* [EXERCISE]: From the entries below, copy every line that has the word "Использование".

* [DATA FOR THE TASK]:
*-*-*

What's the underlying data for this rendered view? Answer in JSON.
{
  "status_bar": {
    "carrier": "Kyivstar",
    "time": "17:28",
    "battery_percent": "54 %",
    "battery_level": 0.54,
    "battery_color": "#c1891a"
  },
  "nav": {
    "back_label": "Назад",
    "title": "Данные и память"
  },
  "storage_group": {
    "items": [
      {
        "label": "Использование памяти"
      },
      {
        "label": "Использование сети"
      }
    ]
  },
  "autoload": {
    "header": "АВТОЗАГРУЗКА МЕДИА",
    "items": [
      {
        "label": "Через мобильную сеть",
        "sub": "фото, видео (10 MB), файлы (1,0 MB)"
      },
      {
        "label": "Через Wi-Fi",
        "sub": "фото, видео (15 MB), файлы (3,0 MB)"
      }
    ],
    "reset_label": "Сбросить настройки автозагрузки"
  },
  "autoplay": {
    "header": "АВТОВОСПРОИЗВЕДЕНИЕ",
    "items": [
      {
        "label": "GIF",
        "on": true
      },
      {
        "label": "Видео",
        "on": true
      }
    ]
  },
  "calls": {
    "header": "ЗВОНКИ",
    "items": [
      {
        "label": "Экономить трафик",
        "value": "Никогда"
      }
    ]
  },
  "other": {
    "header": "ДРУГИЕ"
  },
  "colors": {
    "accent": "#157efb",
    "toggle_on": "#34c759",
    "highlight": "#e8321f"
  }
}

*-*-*

* [ANSWER AREA]:
        "label": "Использование памяти"
        "label": "Использование сети"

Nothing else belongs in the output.